Normally when reviewing historical fiction, I feel it is possible to give more of the plot without worrying about spoilers, so long as the plot follows historical events. However, Juana of Castile, also known as Juana la Loca is quite an under-studied historical figure, and her story will be unknown to many people. Suffice as to say that Gorton tells Juana’s story in such a riveting way that I could scarcely put the book down to eat, sleep, and work. The only reason it fell short of the 5 star mark is because he indulges in the love scenes so prevalent, and in my opinion so unnecessary, in current historical fiction. But for that this book would have been nearly perfect. I very strongly recommend “The Last Queen” to anyone with an interest in historical fiction, you will not be disappointed.

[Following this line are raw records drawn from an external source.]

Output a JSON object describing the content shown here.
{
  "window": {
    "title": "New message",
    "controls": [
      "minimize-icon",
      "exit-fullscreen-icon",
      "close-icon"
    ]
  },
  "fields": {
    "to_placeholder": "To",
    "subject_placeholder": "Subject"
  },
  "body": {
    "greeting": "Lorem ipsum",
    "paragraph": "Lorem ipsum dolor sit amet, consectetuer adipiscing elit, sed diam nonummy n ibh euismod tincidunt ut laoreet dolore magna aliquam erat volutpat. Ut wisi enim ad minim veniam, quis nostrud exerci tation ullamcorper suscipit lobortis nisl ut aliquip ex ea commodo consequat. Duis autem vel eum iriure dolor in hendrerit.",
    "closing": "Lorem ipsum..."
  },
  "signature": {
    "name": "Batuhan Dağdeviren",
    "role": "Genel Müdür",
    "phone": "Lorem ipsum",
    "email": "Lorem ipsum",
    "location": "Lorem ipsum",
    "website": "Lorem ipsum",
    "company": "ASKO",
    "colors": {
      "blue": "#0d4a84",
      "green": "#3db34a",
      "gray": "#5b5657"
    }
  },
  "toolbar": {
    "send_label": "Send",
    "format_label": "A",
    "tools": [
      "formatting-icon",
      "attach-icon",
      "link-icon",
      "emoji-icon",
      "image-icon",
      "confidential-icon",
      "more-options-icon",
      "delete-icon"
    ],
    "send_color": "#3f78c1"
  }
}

Buy this book on Amazon: The Last Queen: A Novel


April 17, 2008

I have started to get a fair number of books that need to be read (and usually reviewed) at or by a certain time. I’m currently on my 4th consecutive win of Early Reviewer books, I’m beginning reviewing on ReaderViews, I’m taking part in a few theme reads on LibraryThing, I’m getting an ARC from the Barnes and Nobles First Look Book Club, I keep trying to receive Harper Collins First Look books, I’m part of a blog tour, and I’ve got my book club.

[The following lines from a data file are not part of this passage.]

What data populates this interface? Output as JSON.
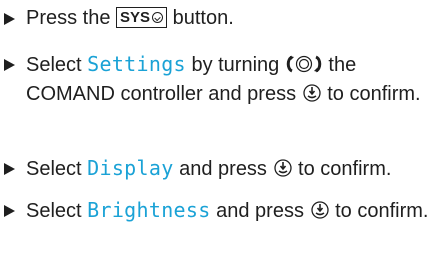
{
  "steps": [
    {
      "before": "Press the ",
      "key_label": "SYS",
      "after": " button."
    },
    {
      "before": "Select ",
      "keyword": "Settings",
      "middle": " by turning ",
      "middle2": " the COMAND controller and press ",
      "after": " to confirm."
    },
    {
      "before": "Select ",
      "keyword": "Display",
      "middle": " and press ",
      "after": " to confirm."
    },
    {
      "before": "Select ",
      "keyword": "Brightness",
      "middle": " and press ",
      "after": " to confirm."
    }
  ],
  "icons": {
    "bullet": "right-triangle-bullet",
    "key_symbol": "check-circle-icon",
    "turn": "controller-turn-icon",
    "press": "controller-press-icon"
  },
  "colors": {
    "text": "#1f1f1f",
    "keyword": "#1aa2d6"
  }
}
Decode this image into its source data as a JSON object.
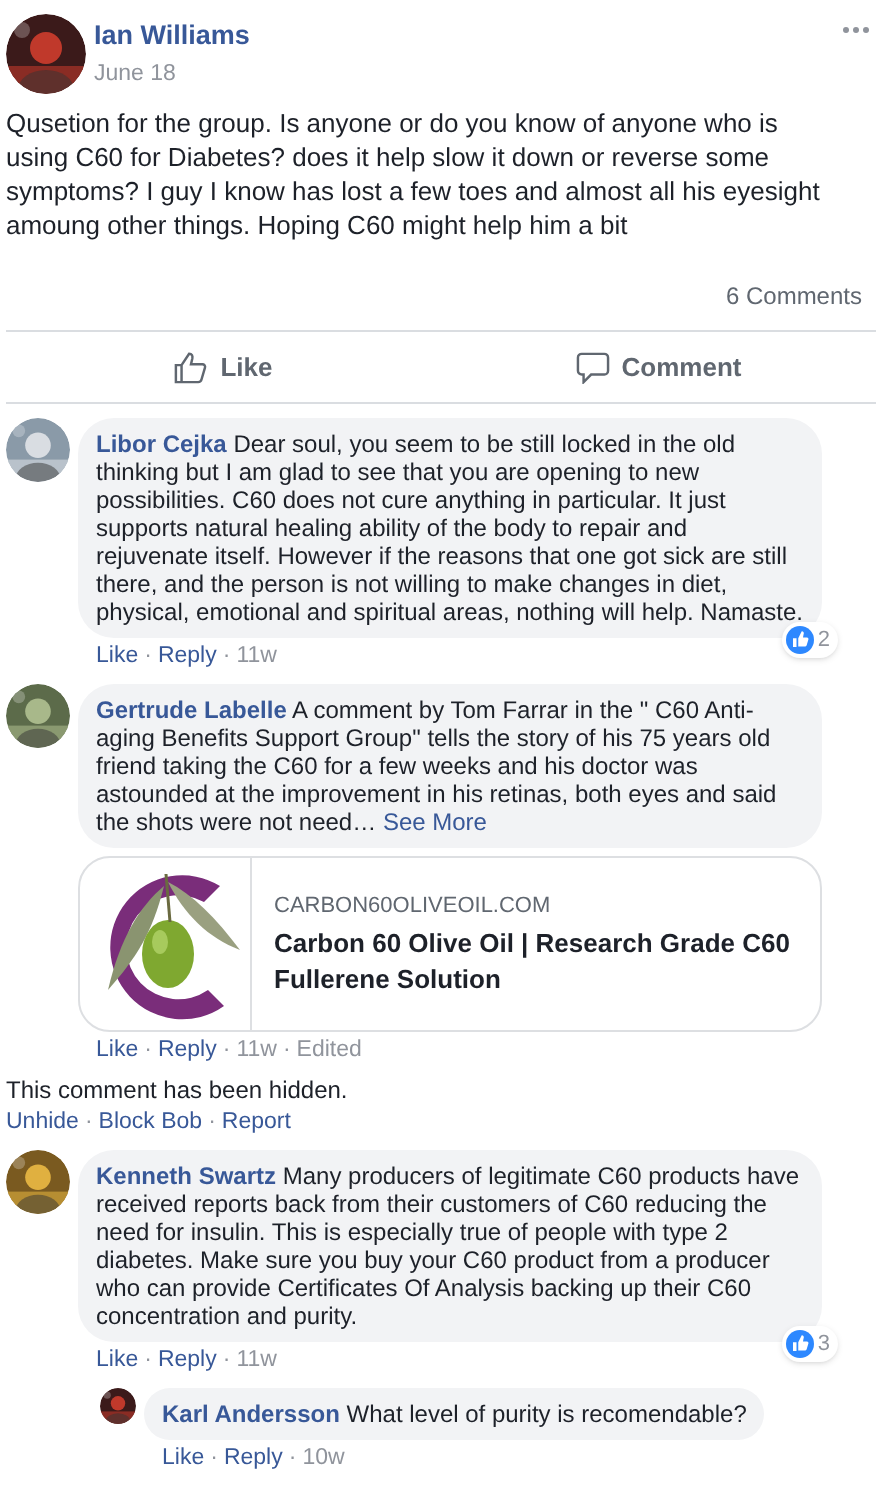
{
  "post": {
    "author": "Ian Williams",
    "date": "June 18",
    "text": "Qusetion for the group. Is anyone or do you know of anyone who is using C60 for Diabetes? does it help slow it down or reverse some symptoms? I guy I know has lost a few toes and almost all his eyesight amoung other things. Hoping C60 might help him a bit",
    "comment_count": "6 Comments",
    "actions": [
      "Like",
      "Comment"
    ]
  },
  "separator": "·",
  "comments": [
    {
      "kind": "comment",
      "author": "Libor Cejka",
      "text": "Dear soul, you seem to be still locked in the old thinking but I am glad to see that you are opening to new possibilities. C60 does not cure anything in particular. It just supports natural healing ability of the body to repair and rejuvenate itself. However if the reasons that one got sick are still there, and the person is not willing to make changes in diet, physical, emotional and spiritual areas, nothing will help. Namaste.",
      "reactions": "2",
      "actions": [
        "Like",
        "Reply"
      ],
      "time": "11w"
    },
    {
      "kind": "comment",
      "author": "Gertrude Labelle",
      "text": "A comment by Tom Farrar in the \" C60 Anti-aging Benefits Support Group\" tells the story of his 75 years old friend taking the C60 for a few weeks and his doctor was astounded at the improvement in his retinas, both eyes and said the shots were not need…",
      "see_more": "See More",
      "link": {
        "domain": "CARBON60OLIVEOIL.COM",
        "title": "Carbon 60 Olive Oil | Research Grade C60 Fullerene Solution"
      },
      "actions": [
        "Like",
        "Reply"
      ],
      "time": "11w",
      "edited": "Edited"
    },
    {
      "kind": "hidden",
      "text": "This comment has been hidden.",
      "actions": [
        "Unhide",
        "Block Bob",
        "Report"
      ]
    },
    {
      "kind": "comment",
      "author": "Kenneth Swartz",
      "text": "Many producers of legitimate C60 products have received reports back from their customers of C60 reducing the need for insulin. This is especially true of people with type 2 diabetes. Make sure you buy your C60 product from a producer who can provide Certificates Of Analysis backing up their C60 concentration and purity.",
      "reactions": "3",
      "actions": [
        "Like",
        "Reply"
      ],
      "time": "11w",
      "children": [
        {
          "kind": "comment",
          "author": "Karl Andersson",
          "text": "What level of purity is recomendable?",
          "actions": [
            "Like",
            "Reply"
          ],
          "time": "10w"
        }
      ]
    }
  ]
}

For each of these things (and hopefully more in the future!) there is some sort of deadline. Obviously I’m not going to be kicked out of book club or the theme reads if my book isn’t done on time, but not finishing and reviewing/discussing the other books on time would not be conducive to receiving more books.

I was afraid that I was just going to simply forget to read a book in its allotted time, so I’ve decided to schedule out (some of) my TBR time with the books that need to be read at a certain time, using the handy-dandy Google Calendar. The link to my TBR Calendar can also be found on the right-hand side of my page under “Devourer’s Stuff”. As long as I’m doing this, I might as well include the other books I read that didn’t HAVE to be read, so I will add other books as I read them and edit what I read to reflect the correct dates. Books that ‘had’ to be read will be indicated with asterisks.

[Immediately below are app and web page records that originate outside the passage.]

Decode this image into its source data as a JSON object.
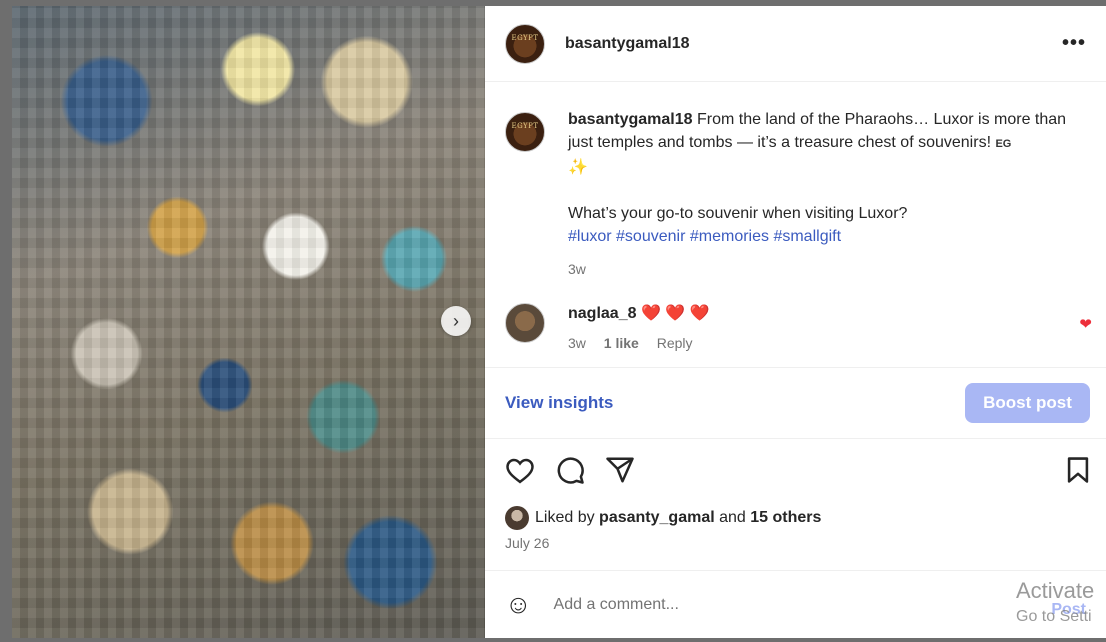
{
  "post": {
    "username": "basantygamal18",
    "avatar_text": "EGYPT",
    "more_label": "•••",
    "caption": {
      "user": "basantygamal18",
      "text": "From the land of the Pharaohs… Luxor is more than just temples and tombs — it’s a treasure chest of souvenirs!",
      "flag": "EG",
      "sparkle": "✨",
      "question": "What’s your go-to souvenir when visiting Luxor?",
      "hashtags": [
        "#luxor",
        "#souvenir",
        "#memories",
        "#smallgift"
      ],
      "time": "3w"
    },
    "comment": {
      "user": "naglaa_8",
      "hearts": "❤️ ❤️ ❤️",
      "time": "3w",
      "likes": "1 like",
      "reply": "Reply",
      "liked_icon": "heart-filled"
    },
    "insights": {
      "view_label": "View insights",
      "boost_label": "Boost post"
    },
    "liked_by": {
      "prefix": "Liked by",
      "user": "pasanty_gamal",
      "conj": "and",
      "others": "15 others"
    },
    "date": "July 26",
    "add_comment": {
      "placeholder": "Add a comment...",
      "post_label": "Post"
    }
  },
  "overlay": {
    "activate_line1": "Activate",
    "activate_line2": "Go to Setti"
  },
  "colors": {
    "link_blue": "#3b5bbf",
    "boost_bg": "#a9b7f4",
    "heart_red": "#ed2f3b"
  }
}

Feel free to check out my calendar!

ReaderViews Reviews

April 14, 2008

My application has been accepted and I will be reviewing books, about two per month, for Reader Views. When I first sent my application in, they said that they were not currently looking for reviewers, but I got an email this morning asking if I were still interested. Since I answered in the affirmative, I was asked to pick 3 books from a list in order of how much I wanted them and will be sent two of them. The reviews I write for these books are the property of Reader Views, but I will be able to post them here as well with the information that the books were reviewed for Reader Views. Each month you, loyal readers, can enter to win some of the books reviewed by Reader Views as well.

Because I was initially told “we’ll keep you in mind”, I was contemplating applying with another site, Front Street Reviews, but I think I’ll have to wait and see how it is with Reader Views and Library Thing‘s Early Reviewers. Between these and my book club, that’s an awful lot of books that are basically mandatory in a month, and I’d hate to completely abandon my TBR books, the books I want to re-read, and my ever-growing wishlist.
ETA: Look for reviews on the following books soon:

The Last Queen by C.W. Gortner See review here

Historical Genesis by Richard James Fischer See review here